Beth Murphy: That’s correct. All three are respiratory conditions. So if you have a chronic respiratory condition, even if you’re not sure what the diagnosis is, we’re encouraging you to come to us file a claim, look for information, and we’re here to help.
Tom Temin: And are the adjudicators mostly still working remotely, and how does it day to day there for VBA in just the normal processing of benefits claims?
Beth Murphy: Well, we have been able through technology and digitizing many of our records over the past several years. It’s really put us in a great position to be nimble and flexible and to not miss a beat. And the claims processors have been teleworking during the pandemic. And we’ve completed some of the highest numbers of claims annually in the last couple of years than we ever have. So it’s working quite well, and continuing to serve veterans despite any roadblocks.
Tom Temin: Yes, because VBA had some serious backlogs, which I think were largely worked down to where the backlog pool is what you would expect to be in order to grant benefits in the required time limit. I think it’s 90 days if I’m correct. Do you expect this benefit to create a new workload such that you could get into a backlog situation again?
Beth Murphy: Well Tom, we define a case that’s in backlog is any case pending more than 125 days. And the number of inventory overall has been growing as we’ve added new presumptive conditions. The backlog has crept up a bit because as these cases are put kind of in bulk into our inventory so that we can work them, and then they aged into 125 days, then we see these kind of short term spikes in our backlog. But we’re working them down, we’e proactively hiring additional staff, getting them trained up. And as I said, our flexibility to be able to telework during this last couple of years has really been a big lift for us.
Tom Temin: And is there any kind of technical support, especially the might work efficiently in a presumptive situation, because the basic facts of presumption can be established easily. There are digital records for all of this. And then the only thing you need to add is some assertion, say by a doctor, that yes, this person has asthma.
Beth Murphy: Yes, I have to say, digitizing our records over the last many years has been a huge positive impact for us. If there are treatment records available in VHA or through a private provider, we can very quickly retrieve those for the veteran. And if necessary, we can schedule a VA examination. And that would be at no cost to the veteran just to assess and validate the severity of the condition. So there is a lot of support, a lot of assistance for veterans to go through this process.
Tom Temin: And is there an estimate of what the burn pit benefits will cost per year, and did Congress help out with that?
Beth Murphy: Well, there have been estimates, there have been projections, those have been shared. And right now we’re really focused on assisting veterans to get these benefits that have been granted. And it’s the right thing to do.

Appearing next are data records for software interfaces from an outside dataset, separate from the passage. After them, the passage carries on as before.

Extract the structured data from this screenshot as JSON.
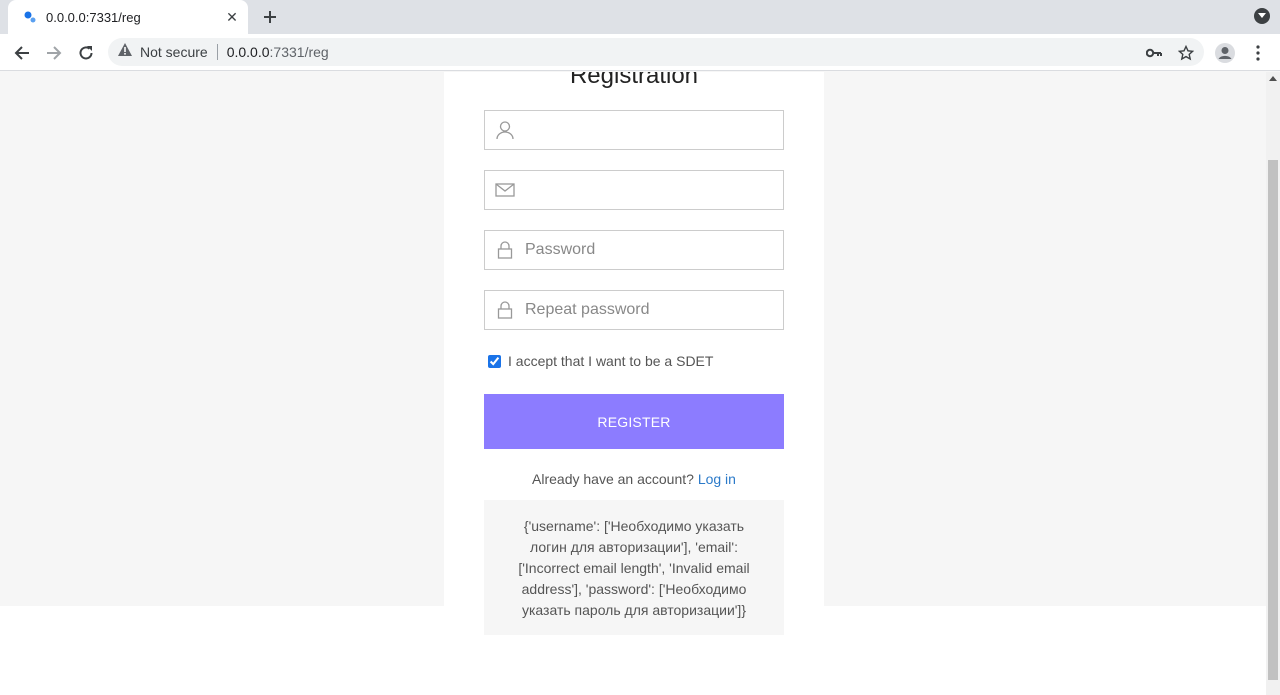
{
  "browser": {
    "tab_title": "0.0.0.0:7331/reg",
    "security_label": "Not secure",
    "url_host": "0.0.0.0",
    "url_path": ":7331/reg"
  },
  "form": {
    "title": "Registration",
    "username": {
      "value": "",
      "placeholder": ""
    },
    "email": {
      "value": "",
      "placeholder": ""
    },
    "password": {
      "value": "",
      "placeholder": "Password"
    },
    "repeat_password": {
      "value": "",
      "placeholder": "Repeat password"
    },
    "accept_label": "I accept that I want to be a SDET",
    "accept_checked": true,
    "register_label": "REGISTER",
    "already_text": "Already have an account?",
    "login_link": "Log in",
    "error_message": "{'username': ['Необходимо указать логин для авторизации'], 'email': ['Incorrect email length', 'Invalid email address'], 'password': ['Необходимо указать пароль для авторизации']}"
  },
  "colors": {
    "register_button": "#8c7cff",
    "link": "#2b7ac9"
  }
}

Tom Temin: Sure. And you mentioned you have processed 4,000. How many are sitting there in the hopper?
Beth Murphy: I would have to check. It’s I think we’ve got maybe two or three times that many that are still in process. But like I said, it is a process to gather the information, private VHA records, get exams scheduled and conducted. But we’re working through them, paying claims, and making sure veterans are receiving what they’re entitled to.
Tom Temin: Sure, and you’re doing a major national outreach too to make sure that everyone knows.

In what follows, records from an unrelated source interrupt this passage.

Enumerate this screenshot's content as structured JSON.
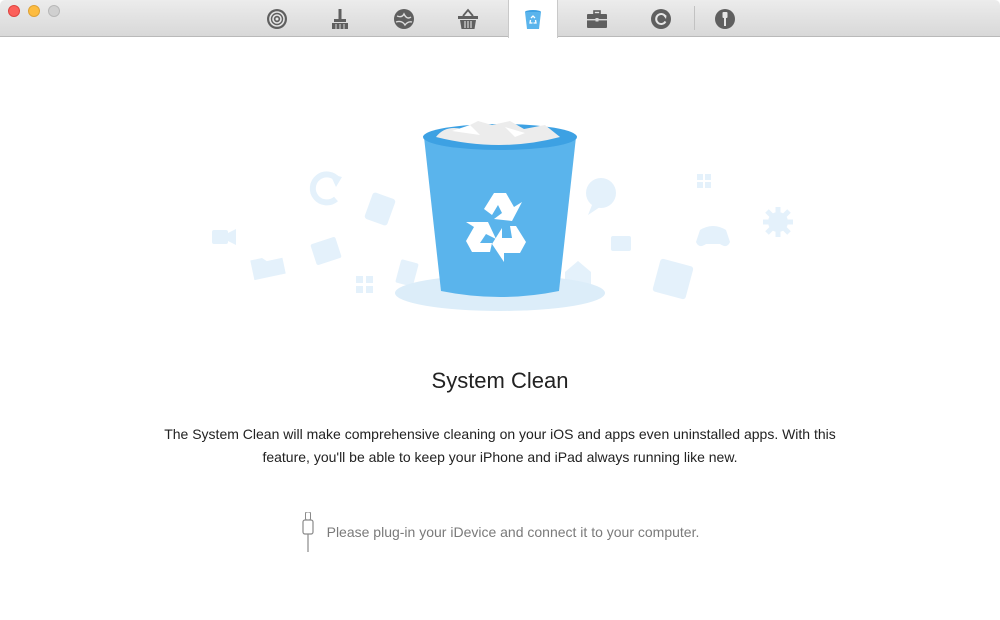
{
  "window": {
    "controls": [
      "close",
      "minimize",
      "zoom"
    ]
  },
  "toolbar": {
    "tabs": [
      {
        "icon": "airdrop-icon",
        "active": false
      },
      {
        "icon": "broom-icon",
        "active": false
      },
      {
        "icon": "globe-icon",
        "active": false
      },
      {
        "icon": "basket-icon",
        "active": false
      },
      {
        "icon": "trash-icon",
        "active": true
      },
      {
        "icon": "toolbox-icon",
        "active": false
      },
      {
        "icon": "restore-icon",
        "active": false
      },
      {
        "icon": "usb-icon",
        "active": false
      }
    ],
    "accent_color": "#5ab4ec"
  },
  "hero": {
    "icon": "trash-bin-illustration"
  },
  "main": {
    "title": "System Clean",
    "description": "The System Clean will make comprehensive cleaning on your iOS and apps even uninstalled apps. With this feature, you'll be able to keep your iPhone and iPad always running like new.",
    "plug_hint": "Please plug-in your iDevice and connect it to your computer."
  }
}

Beth Murphy: Absolutely, we’re on social media. I’m reaching out through various outlets. And we have sent outreach letters to those who were previously denied to encourage them to reapply.
Tom Temin: Alright, Beth Murphy is executive director of compensation services at the Veterans Benefits Administration. Thanks so much.
Beth Murphy: Thanks for having me on your program Tom.